Android is also kind enough to choose what apps are running for you. Automatic memory management is mostly quite nice I guess, but I want to be in control. I'm left to the mercy of Android's robotic senses now. Low on battery? Android kills background applications. High on battery? Android randomly starts apps because it doesn't use 50% of your RAM memory yet... Stop it! And also stop running every app at boot time, both on Windows and mobile devices!
Contrarily to what they may think, I do not need all my apps to run in the background and check for updates every fifteen minutes. Give a monthly digest of apps to update when I'm connected to wifi (defaulting to 3g is an expensive joke for most!). If you would also include real changelogs with a list of improvements that you've made (which almost nobody does), then I would be friggin' looking forward to patch tuesday and all of your updates!
Lots of things to improve. The hardware is where we want it to be I think. Batteries can always be better and megapixels always increased, but as long as you ever need to charge, you might as well make it a routine. Any decent phone doesn't run out of juice on a single day, and photo quality is great too, so that's what I mean by that the hardware part is finished for now. It's probably software's turn to improve and polish now.
Overall, I'm very happy with my smartphone and with Android. I know people with iPhones, and I'm really glad I didn't go for one. Overly expensive, ugly after looking at it for three weeks, small, and locked down in every possible way. On Android I can connect an usb hub and connect my desktop keyboard, mouse, sdcard reader, wireless bluetooth mouse adapter, and everything else I've tried. In fact, its hardware detection is up to 60 times faster than Windows'

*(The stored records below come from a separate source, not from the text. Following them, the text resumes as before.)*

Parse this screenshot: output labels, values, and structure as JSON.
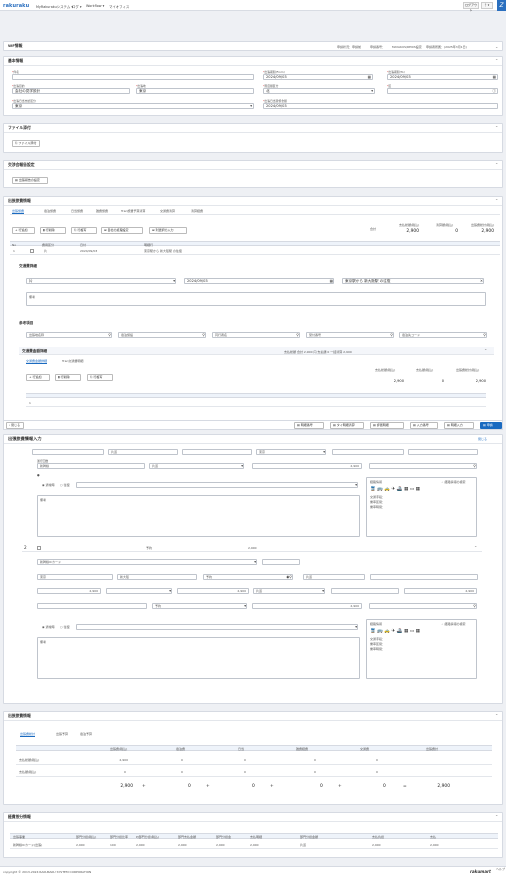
{
  "header": {
    "logo": "rakuraku",
    "menu": [
      "MyRakurakuシステム ▾",
      "ログ ▾",
      "Workflow ▾",
      "マイオフィス"
    ],
    "user": "ログアウト",
    "help": "？▾",
    "brand": "Z"
  },
  "sections": {
    "form_info": {
      "title": "WF情報",
      "meta": [
        "申請状況：申請前",
        "申請番号：",
        "MAYAKUS/REI0S設定",
        "申請者所属：(2025年3月1日)"
      ]
    },
    "basic": {
      "title": "基本情報",
      "fields": [
        {
          "label": "件名",
          "value": ""
        },
        {
          "label": "出張期間(From)",
          "value": "2024/09/03"
        },
        {
          "label": "出張期間(To)",
          "value": "2024/09/03"
        },
        {
          "label": "出張目的",
          "value": "会社の見学設計"
        },
        {
          "label": "出張地",
          "value": "東京"
        },
        {
          "label": "限度額区分",
          "value": "北"
        },
        {
          "label": "区",
          "value": ""
        },
        {
          "label": "出張日当支給区分",
          "value": "東京"
        },
        {
          "label": "出張日当受領金額",
          "value": "2024/09/03"
        }
      ]
    },
    "attach": {
      "title": "ファイル添付",
      "button": "ファイル添付"
    },
    "prior": {
      "title": "交渉会報告設定",
      "button": "出張報告の設定"
    },
    "expense": {
      "title": "出張旅費情報",
      "tabs": [
        "出張旅費",
        "宿泊旅費",
        "日当旅費",
        "雑費旅費",
        "Tran旅費予算清算",
        "交通費清算",
        "清算経費"
      ],
      "buttons": [
        "行追加",
        "行削除",
        "行複写",
        "自社の処理設定",
        "列選択の入力"
      ],
      "summary": {
        "labels": [
          "支払総額(税込)",
          "清算額(税込)",
          "出張費総計(税込)"
        ],
        "values": [
          "2,900",
          "0",
          "2,900"
        ],
        "prefix": "合計"
      },
      "table_head": [
        "No",
        "",
        "費用区分",
        "日付",
        "明細行"
      ],
      "row1": {
        "no": "1",
        "type": "片",
        "date": "2024/09/03",
        "desc": "東京駅から 新大阪駅 の往復"
      },
      "transport": {
        "title": "交通費詳細",
        "from": "片",
        "date": "2024/09/03",
        "to": "東京駅から 新大阪駅 の往復",
        "note_label": "備考",
        "note_placeholder": "備考"
      },
      "extra": {
        "title": "参考項目",
        "placeholders": [
          "出張地名称",
          "宿泊施設",
          "同行者名",
          "受付番号",
          "宿泊先コード"
        ]
      }
    },
    "trans_detail": {
      "title": "交通費金額詳細",
      "meta": "支払総額 合計 2,900 円  支払額 0  一括清算 2,900",
      "tabs": [
        "交通費金額詳細",
        "Tran交通費明細"
      ],
      "buttons": [
        "行追加",
        "行削除",
        "行複写"
      ],
      "labels": [
        "支払総額(税込)",
        "支払額(税込)",
        "出張費総計(税込)"
      ],
      "values": [
        "2,900",
        "0",
        "2,900"
      ]
    },
    "modal": {
      "title": "出張旅費情報入力",
      "close": "閉じる",
      "actions": [
        "明細番号",
        "タイ明細清算",
        "評価明細",
        "入力番号",
        "明細入力"
      ],
      "save": "申請"
    },
    "line1": {
      "no": "1",
      "fare": "2,900",
      "ticket": "運行回数",
      "route": "出張地",
      "fields": [
        "新幹線",
        "片道",
        "",
        "東京",
        "新大阪",
        "",
        "",
        "",
        "",
        ""
      ],
      "radio": [
        "通常時",
        "往復"
      ],
      "note": "備考",
      "route_title": "経路情報",
      "route_label": "経路情報の検索",
      "route_info": [
        "交通手段：",
        "乗車区間：",
        "乗車時間："
      ]
    },
    "line2": {
      "no": "2",
      "label": "予約",
      "fare": "2,900",
      "fields": [
        "新幹線ICカード",
        "東京",
        "新大阪",
        "予約",
        "片道",
        "2,900",
        "2,900",
        "",
        "片道",
        "予約"
      ],
      "radio": [
        "通常時",
        "往復"
      ],
      "note": "備考",
      "route_title": "経路情報",
      "route_label": "経路情報の検索",
      "route_info": [
        "交通手段：",
        "乗車区間：",
        "乗車時間："
      ]
    },
    "totals": {
      "title": "出張旅費情報",
      "tabs": [
        "出張費総計",
        "出張予算",
        "宿泊予算"
      ],
      "cols": [
        "出張費(税込)",
        "宿泊費",
        "日当",
        "雑費経費",
        "交通費",
        "出張費計"
      ],
      "rows": [
        {
          "label": "支払総額(税込)",
          "values": [
            "2,900",
            "0",
            "0",
            "0",
            "0",
            ""
          ]
        },
        {
          "label": "支払額(税込)",
          "values": [
            "0",
            "0",
            "0",
            "0",
            "0",
            ""
          ]
        }
      ],
      "grand": [
        "2,900",
        "0",
        "0",
        "0",
        "0",
        "2,900"
      ],
      "ops": [
        "+",
        "+",
        "+",
        "+",
        "="
      ]
    },
    "cost": {
      "title": "経費按分情報",
      "cols": [
        "出張事業",
        "部門分担(税込)",
        "部門分担比率",
        "PJ部門分担(税込)",
        "部門支払金額",
        "部門分担金",
        "支払明細",
        "部門分担金額",
        "支払負担",
        "支払"
      ],
      "row": [
        "新幹線ICカード(出張)",
        "2,900",
        "100",
        "2,900",
        "2,900",
        "2,900",
        "2,900",
        "片道",
        "2,900",
        "2,900"
      ]
    }
  },
  "footer": {
    "copyright": "copyright © 2013-2024 RAKURAKU SYSTEM CORPORATION",
    "brand": "rakumart",
    "help": "ヘルプ"
  }
}
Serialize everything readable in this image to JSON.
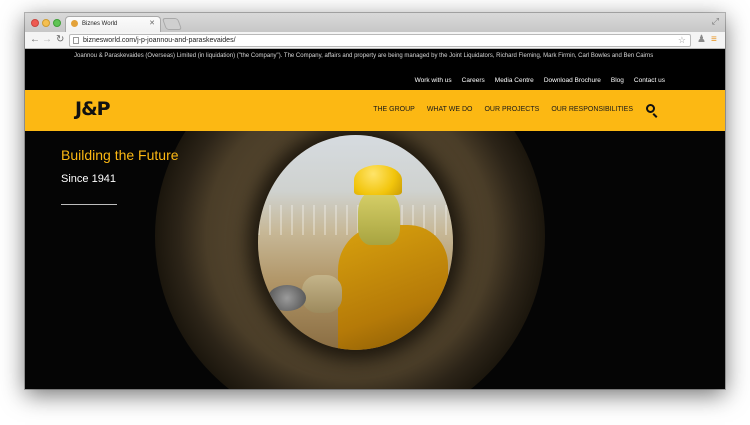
{
  "browser": {
    "tab_title": "Biznes World",
    "url": "biznesworld.com/j-p-joannou-and-paraskevaides/"
  },
  "site": {
    "notice": "Joannou & Paraskevaides (Overseas) Limited (in liquidation) (\"the Company\"). The Company, affairs and property are being managed by the Joint Liquidators, Richard Fleming, Mark Firmin, Carl Bowles and Ben Cairns",
    "top_links": [
      "Work with us",
      "Careers",
      "Media Centre",
      "Download Brochure",
      "Blog",
      "Contact us"
    ],
    "logo": "J&P",
    "nav": [
      "THE GROUP",
      "WHAT WE DO",
      "OUR PROJECTS",
      "OUR RESPONSIBILITIES"
    ],
    "brand_color": "#fcb813"
  },
  "hero": {
    "title": "Building the Future",
    "subtitle": "Since 1941"
  }
}
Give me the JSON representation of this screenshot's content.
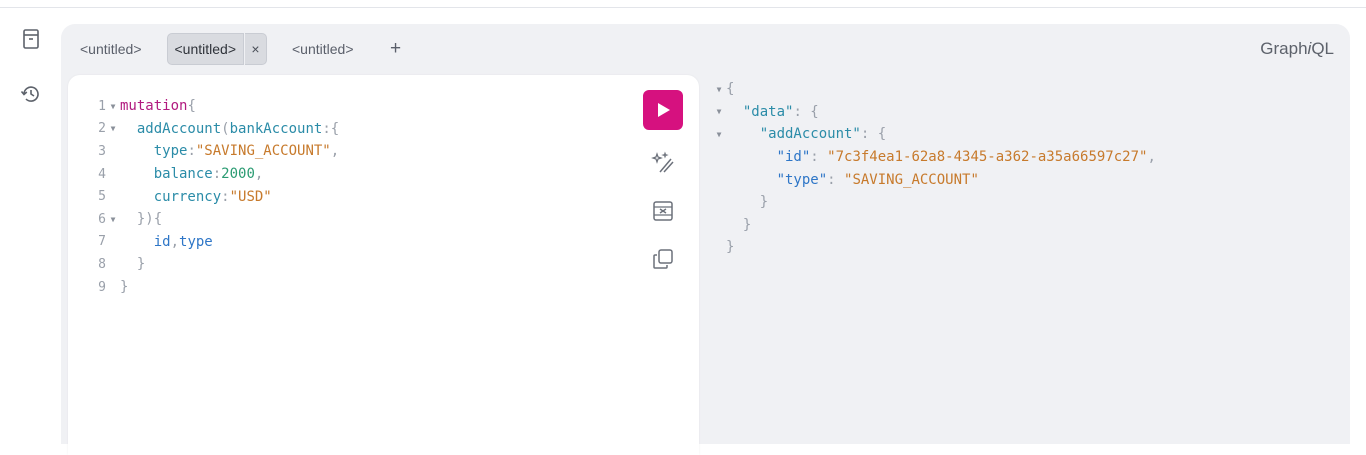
{
  "sidebar": {
    "icons": [
      "document-icon",
      "history-icon"
    ]
  },
  "tabs": [
    {
      "label": "<untitled>"
    },
    {
      "label": "<untitled>",
      "close": "×"
    },
    {
      "label": "<untitled>"
    }
  ],
  "tab_add": "+",
  "brand": {
    "prefix": "Graph",
    "italic": "i",
    "suffix": "QL"
  },
  "editor": {
    "lines": [
      {
        "n": "1",
        "t1": "mutation",
        "t2": "{"
      },
      {
        "n": "2",
        "t1": "addAccount",
        "t2": "(",
        "t3": "bankAccount",
        "t4": ":{"
      },
      {
        "n": "3",
        "t1": "type",
        "t2": ":",
        "t3": "\"SAVING_ACCOUNT\"",
        "t4": ","
      },
      {
        "n": "4",
        "t1": "balance",
        "t2": ":",
        "t3": "2000",
        "t4": ","
      },
      {
        "n": "5",
        "t1": "currency",
        "t2": ":",
        "t3": "\"USD\""
      },
      {
        "n": "6",
        "t1": "}){"
      },
      {
        "n": "7",
        "t1": "id",
        "t2": ",",
        "t3": "type"
      },
      {
        "n": "8",
        "t1": "}"
      },
      {
        "n": "9",
        "t1": "}"
      }
    ]
  },
  "toolbar": {
    "run": "play-icon",
    "prettify": "magic-wand-icon",
    "merge": "merge-fragments-icon",
    "copy": "copy-icon"
  },
  "result": {
    "l1": "{",
    "l2k": "\"data\"",
    "l2p": ": {",
    "l3k": "\"addAccount\"",
    "l3p": ": {",
    "l4k": "\"id\"",
    "l4p": ": ",
    "l4v": "\"7c3f4ea1-62a8-4345-a362-a35a66597c27\"",
    "l4c": ",",
    "l5k": "\"type\"",
    "l5p": ": ",
    "l5v": "\"SAVING_ACCOUNT\"",
    "l6": "}",
    "l7": "}",
    "l8": "}"
  },
  "colors": {
    "accent": "#d6117f",
    "background": "#f0f1f4"
  }
}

(I timed it)!
Now we only need to improve this problem called apps...